Promiscuity can mean a string of empty relationships or it may lead to prostitution, working in strip clubs or being hired out as an “escort.” Most women working in strip clubs will attest to being sexually abused as children. With each meaningless sexual act, the victim dies a little more inside, but they are usually too numb to notice. They may become involved in the multi-billion dollar pornography industry and often turn to alcohol and/or drugs to get through each day. Pimps will often prey on runaways, befriending them as they leave bus terminals and train stations, thinking they are getting away from the horrors of their former life, only to be plunged deeper into an unending cycle of being abused and feeling more and more worthless.
Other victims go in the opposite direction; avoiding sex entirely. Painful memories, sometimes tinged with misplaced guilt, prevent the victim from seeking healthy relationships. Those choosing abstinence will often do so to avoid opening themselves up physically or emotionally to another person. If they don’t give another person permission or control over their bodies, then they remain in control alone – unlike when they were abused against their will as children. Some avoid sexual relationships as not to invite the possibility of rejection. When suffering from low self-esteem issues, it is believed to be best to strike the first blow and remain in control – by avoiding the relationship in the first place, so you won’t be rejected later on because of your “worthlessness or shame” (what the victim believes about themselves).

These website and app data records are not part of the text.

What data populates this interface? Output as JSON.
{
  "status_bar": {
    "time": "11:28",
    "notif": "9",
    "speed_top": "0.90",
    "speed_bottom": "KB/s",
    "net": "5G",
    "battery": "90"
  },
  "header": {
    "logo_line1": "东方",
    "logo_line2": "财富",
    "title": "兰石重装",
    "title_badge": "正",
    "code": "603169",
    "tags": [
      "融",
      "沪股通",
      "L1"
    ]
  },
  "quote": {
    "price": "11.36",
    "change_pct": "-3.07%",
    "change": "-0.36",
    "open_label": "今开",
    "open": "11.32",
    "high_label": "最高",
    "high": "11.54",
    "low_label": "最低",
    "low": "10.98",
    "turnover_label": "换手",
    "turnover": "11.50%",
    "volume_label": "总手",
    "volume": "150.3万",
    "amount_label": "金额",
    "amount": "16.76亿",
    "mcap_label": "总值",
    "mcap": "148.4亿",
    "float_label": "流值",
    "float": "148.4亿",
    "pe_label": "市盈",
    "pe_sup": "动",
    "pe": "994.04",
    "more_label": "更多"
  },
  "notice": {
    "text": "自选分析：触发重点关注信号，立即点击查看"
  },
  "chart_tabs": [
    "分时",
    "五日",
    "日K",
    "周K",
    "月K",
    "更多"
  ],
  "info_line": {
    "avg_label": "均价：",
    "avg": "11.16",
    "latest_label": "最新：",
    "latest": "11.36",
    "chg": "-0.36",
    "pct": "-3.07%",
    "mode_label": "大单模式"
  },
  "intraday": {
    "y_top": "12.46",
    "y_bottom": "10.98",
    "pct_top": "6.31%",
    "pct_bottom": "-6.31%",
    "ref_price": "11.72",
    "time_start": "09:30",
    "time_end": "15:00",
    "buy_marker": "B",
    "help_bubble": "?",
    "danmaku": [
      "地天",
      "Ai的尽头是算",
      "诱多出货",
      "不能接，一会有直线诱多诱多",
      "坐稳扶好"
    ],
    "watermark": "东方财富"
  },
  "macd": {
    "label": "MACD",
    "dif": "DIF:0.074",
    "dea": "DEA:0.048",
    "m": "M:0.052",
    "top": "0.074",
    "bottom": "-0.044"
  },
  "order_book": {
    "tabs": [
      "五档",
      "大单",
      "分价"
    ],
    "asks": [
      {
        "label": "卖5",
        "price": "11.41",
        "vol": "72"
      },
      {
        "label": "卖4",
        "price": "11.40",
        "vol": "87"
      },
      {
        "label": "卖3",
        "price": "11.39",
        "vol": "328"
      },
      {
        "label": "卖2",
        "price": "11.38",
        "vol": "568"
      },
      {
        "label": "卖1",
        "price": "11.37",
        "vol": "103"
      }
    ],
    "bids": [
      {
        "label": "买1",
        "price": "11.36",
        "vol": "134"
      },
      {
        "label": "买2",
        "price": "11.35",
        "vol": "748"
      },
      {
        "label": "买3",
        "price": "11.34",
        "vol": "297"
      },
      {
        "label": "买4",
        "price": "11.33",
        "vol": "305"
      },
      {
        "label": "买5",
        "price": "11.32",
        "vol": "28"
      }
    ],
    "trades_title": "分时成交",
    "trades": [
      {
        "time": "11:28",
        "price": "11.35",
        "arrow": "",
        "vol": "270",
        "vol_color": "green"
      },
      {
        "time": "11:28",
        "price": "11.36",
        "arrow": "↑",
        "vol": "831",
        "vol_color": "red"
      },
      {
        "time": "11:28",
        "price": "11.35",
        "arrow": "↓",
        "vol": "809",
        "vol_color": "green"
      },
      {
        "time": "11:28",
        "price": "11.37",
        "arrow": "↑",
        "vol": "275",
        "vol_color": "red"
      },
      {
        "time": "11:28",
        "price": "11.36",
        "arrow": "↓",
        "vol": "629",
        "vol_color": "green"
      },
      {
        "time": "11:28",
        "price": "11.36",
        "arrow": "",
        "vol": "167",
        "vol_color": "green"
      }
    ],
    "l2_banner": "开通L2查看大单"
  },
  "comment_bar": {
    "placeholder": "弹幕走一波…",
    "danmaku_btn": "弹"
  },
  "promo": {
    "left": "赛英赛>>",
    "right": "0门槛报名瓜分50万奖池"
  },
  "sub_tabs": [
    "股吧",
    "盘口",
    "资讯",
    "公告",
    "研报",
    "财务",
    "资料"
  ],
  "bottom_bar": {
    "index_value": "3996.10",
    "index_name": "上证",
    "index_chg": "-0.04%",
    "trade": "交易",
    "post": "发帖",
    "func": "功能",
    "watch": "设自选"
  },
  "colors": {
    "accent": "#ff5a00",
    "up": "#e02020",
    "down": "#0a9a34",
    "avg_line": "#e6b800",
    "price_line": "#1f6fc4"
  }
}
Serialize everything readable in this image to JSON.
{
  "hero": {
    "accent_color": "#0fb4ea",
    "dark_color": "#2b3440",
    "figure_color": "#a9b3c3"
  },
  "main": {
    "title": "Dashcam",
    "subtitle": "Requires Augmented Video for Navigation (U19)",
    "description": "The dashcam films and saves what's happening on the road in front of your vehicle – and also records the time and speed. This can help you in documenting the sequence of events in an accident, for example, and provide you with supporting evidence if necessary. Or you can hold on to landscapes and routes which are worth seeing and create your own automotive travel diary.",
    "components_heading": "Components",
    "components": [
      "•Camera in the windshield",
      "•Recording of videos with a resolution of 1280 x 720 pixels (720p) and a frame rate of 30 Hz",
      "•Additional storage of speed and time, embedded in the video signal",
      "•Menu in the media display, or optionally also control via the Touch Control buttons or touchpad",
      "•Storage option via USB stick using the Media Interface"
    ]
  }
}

For those who go on to marry, the sexual act can prove troublesome. Certain smells, positions, behaviors or words can trigger repressed or unhealed memories. An older adolescent whose body responded physically during the act of abuse may have trouble achieving or sustaining an orgasm, due to guilty feelings over how his or her body responded previously. Sexual abuse survivors may also not fully enjoy the sexual act during marriage because their minds have become so conditioned to disengaging during sex as a means of being able to mentally survive what was happening to them as children.